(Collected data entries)
Start of Block

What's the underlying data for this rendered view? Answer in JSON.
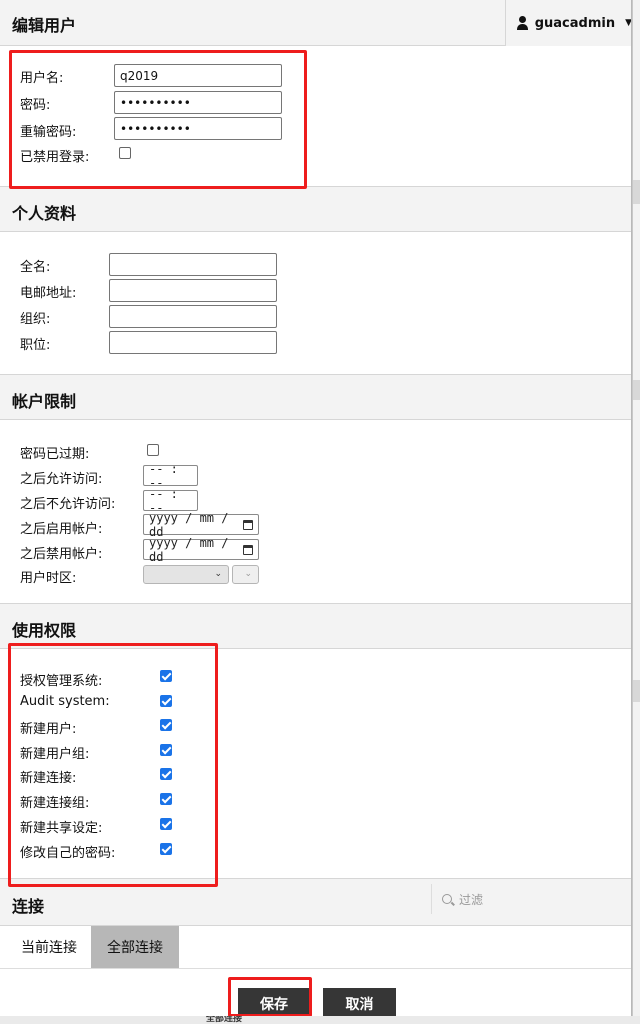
{
  "header": {
    "title": "编辑用户",
    "username": "guacadmin"
  },
  "login": {
    "username_label": "用户名:",
    "username_value": "q2019",
    "password_label": "密码:",
    "password_value": "••••••••••",
    "password_repeat_label": "重输密码:",
    "password_repeat_value": "••••••••••",
    "disabled_label": "已禁用登录:"
  },
  "profile": {
    "title": "个人资料",
    "fullname_label": "全名:",
    "email_label": "电邮地址:",
    "org_label": "组织:",
    "role_label": "职位:"
  },
  "restrictions": {
    "title": "帐户限制",
    "expired_label": "密码已过期:",
    "allow_after_label": "之后允许访问:",
    "deny_after_label": "之后不允许访问:",
    "time_placeholder": "-- : --",
    "enable_after_label": "之后启用帐户:",
    "disable_after_label": "之后禁用帐户:",
    "date_placeholder": "yyyy / mm / dd",
    "timezone_label": "用户时区:"
  },
  "permissions": {
    "title": "使用权限",
    "items": [
      {
        "label": "授权管理系统:",
        "checked": true
      },
      {
        "label": "Audit system:",
        "checked": true
      },
      {
        "label": "新建用户:",
        "checked": true
      },
      {
        "label": "新建用户组:",
        "checked": true
      },
      {
        "label": "新建连接:",
        "checked": true
      },
      {
        "label": "新建连接组:",
        "checked": true
      },
      {
        "label": "新建共享设定:",
        "checked": true
      },
      {
        "label": "修改自己的密码:",
        "checked": true
      }
    ]
  },
  "connections": {
    "title": "连接",
    "filter_placeholder": "过滤",
    "tab_current": "当前连接",
    "tab_all": "全部连接"
  },
  "footer": {
    "save": "保存",
    "cancel": "取消",
    "behind_text": "全部连接"
  },
  "colors": {
    "highlight": "#ee1d1d",
    "checkbox": "#1a73e8",
    "button": "#363636"
  }
}
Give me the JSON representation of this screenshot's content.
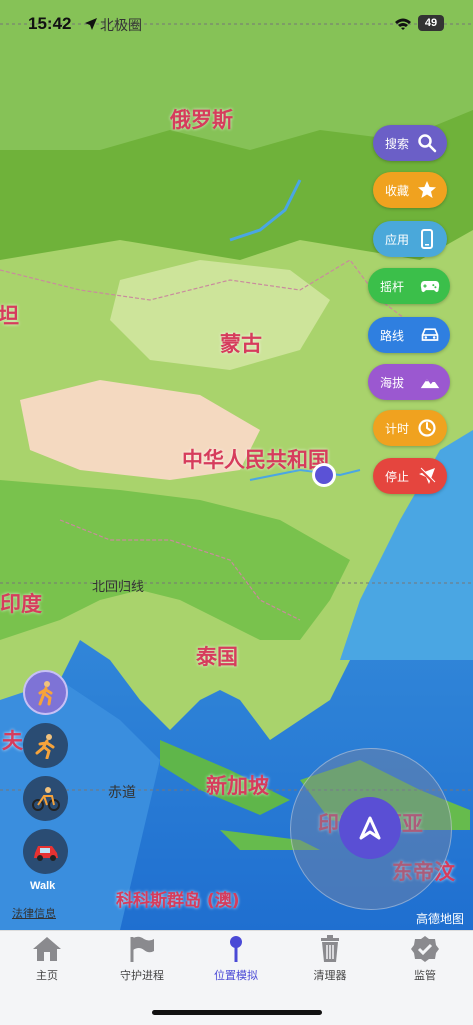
{
  "status": {
    "time": "15:42",
    "location_label": "北极圈",
    "battery": "49"
  },
  "map_labels": {
    "russia": "俄罗斯",
    "mongolia": "蒙古",
    "china": "中华人民共和国",
    "india": "印度",
    "thailand": "泰国",
    "singapore": "新加坡",
    "indonesia": "印度尼西亚",
    "east_timor": "东帝汶",
    "cocos": "科科斯群岛 (澳)",
    "maldives": "夫",
    "kazakh": "坦",
    "tropic": "北回归线",
    "equator": "赤道",
    "legal": "法律信息",
    "attribution": "高德地图"
  },
  "side_buttons": [
    {
      "label": "搜索",
      "icon": "search-icon",
      "color": "#6b5fc7"
    },
    {
      "label": "收藏",
      "icon": "star-icon",
      "color": "#f0a21f"
    },
    {
      "label": "应用",
      "icon": "phone-icon",
      "color": "#4aa8da"
    },
    {
      "label": "摇杆",
      "icon": "gamepad-icon",
      "color": "#3bbf4a"
    },
    {
      "label": "路线",
      "icon": "car-icon",
      "color": "#2f7fe0"
    },
    {
      "label": "海拔",
      "icon": "mountain-icon",
      "color": "#9b58d0"
    },
    {
      "label": "计时",
      "icon": "timer-icon",
      "color": "#f0a21f"
    },
    {
      "label": "停止",
      "icon": "stop-location-icon",
      "color": "#e5453e"
    }
  ],
  "modes": {
    "walk_label": "Walk"
  },
  "tabs": [
    {
      "label": "主页",
      "icon": "house-icon"
    },
    {
      "label": "守护进程",
      "icon": "flag-icon"
    },
    {
      "label": "位置模拟",
      "icon": "pin-icon"
    },
    {
      "label": "清理器",
      "icon": "trash-icon"
    },
    {
      "label": "监管",
      "icon": "shield-check-icon"
    }
  ],
  "colors": {
    "accent": "#4a49d6",
    "label_red": "#d63c5c"
  }
}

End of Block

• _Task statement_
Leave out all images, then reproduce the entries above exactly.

• _Output for this exercise_
What's the underlying data for this rendered view? Answer in JSON.
{
  "header": {
    "title": "编辑用户",
    "username": "guacadmin"
  },
  "login": {
    "username_label": "用户名:",
    "username_value": "q2019",
    "password_label": "密码:",
    "password_value": "••••••••••",
    "password_repeat_label": "重输密码:",
    "password_repeat_value": "••••••••••",
    "disabled_label": "已禁用登录:"
  },
  "profile": {
    "title": "个人资料",
    "fullname_label": "全名:",
    "email_label": "电邮地址:",
    "org_label": "组织:",
    "role_label": "职位:"
  },
  "restrictions": {
    "title": "帐户限制",
    "expired_label": "密码已过期:",
    "allow_after_label": "之后允许访问:",
    "deny_after_label": "之后不允许访问:",
    "time_placeholder": "-- : --",
    "enable_after_label": "之后启用帐户:",
    "disable_after_label": "之后禁用帐户:",
    "date_placeholder": "yyyy / mm / dd",
    "timezone_label": "用户时区:"
  },
  "permissions": {
    "title": "使用权限",
    "items": [
      {
        "label": "授权管理系统:",
        "checked": true
      },
      {
        "label": "Audit system:",
        "checked": true
      },
      {
        "label": "新建用户:",
        "checked": true
      },
      {
        "label": "新建用户组:",
        "checked": true
      },
      {
        "label": "新建连接:",
        "checked": true
      },
      {
        "label": "新建连接组:",
        "checked": true
      },
      {
        "label": "新建共享设定:",
        "checked": true
      },
      {
        "label": "修改自己的密码:",
        "checked": true
      }
    ]
  },
  "connections": {
    "title": "连接",
    "filter_placeholder": "过滤",
    "tab_current": "当前连接",
    "tab_all": "全部连接"
  },
  "footer": {
    "save": "保存",
    "cancel": "取消",
    "behind_text": "全部连接"
  },
  "colors": {
    "highlight": "#ee1d1d",
    "checkbox": "#1a73e8",
    "button": "#363636"
  }
}
Give me the JSON representation of this screenshot's content.
{
  "status": {
    "time": "15:42",
    "location_label": "北极圈",
    "battery": "49"
  },
  "map_labels": {
    "russia": "俄罗斯",
    "mongolia": "蒙古",
    "china": "中华人民共和国",
    "india": "印度",
    "thailand": "泰国",
    "singapore": "新加坡",
    "indonesia": "印度尼西亚",
    "east_timor": "东帝汶",
    "cocos": "科科斯群岛 (澳)",
    "maldives": "夫",
    "kazakh": "坦",
    "tropic": "北回归线",
    "equator": "赤道",
    "legal": "法律信息",
    "attribution": "高德地图"
  },
  "side_buttons": [
    {
      "label": "搜索",
      "icon": "search-icon",
      "color": "#6b5fc7"
    },
    {
      "label": "收藏",
      "icon": "star-icon",
      "color": "#f0a21f"
    },
    {
      "label": "应用",
      "icon": "phone-icon",
      "color": "#4aa8da"
    },
    {
      "label": "摇杆",
      "icon": "gamepad-icon",
      "color": "#3bbf4a"
    },
    {
      "label": "路线",
      "icon": "car-icon",
      "color": "#2f7fe0"
    },
    {
      "label": "海拔",
      "icon": "mountain-icon",
      "color": "#9b58d0"
    },
    {
      "label": "计时",
      "icon": "timer-icon",
      "color": "#f0a21f"
    },
    {
      "label": "停止",
      "icon": "stop-location-icon",
      "color": "#e5453e"
    }
  ],
  "modes": {
    "walk_label": "Walk"
  },
  "tabs": [
    {
      "label": "主页",
      "icon": "house-icon"
    },
    {
      "label": "守护进程",
      "icon": "flag-icon"
    },
    {
      "label": "位置模拟",
      "icon": "pin-icon"
    },
    {
      "label": "清理器",
      "icon": "trash-icon"
    },
    {
      "label": "监管",
      "icon": "shield-check-icon"
    }
  ],
  "colors": {
    "accent": "#4a49d6",
    "label_red": "#d63c5c"
  }
}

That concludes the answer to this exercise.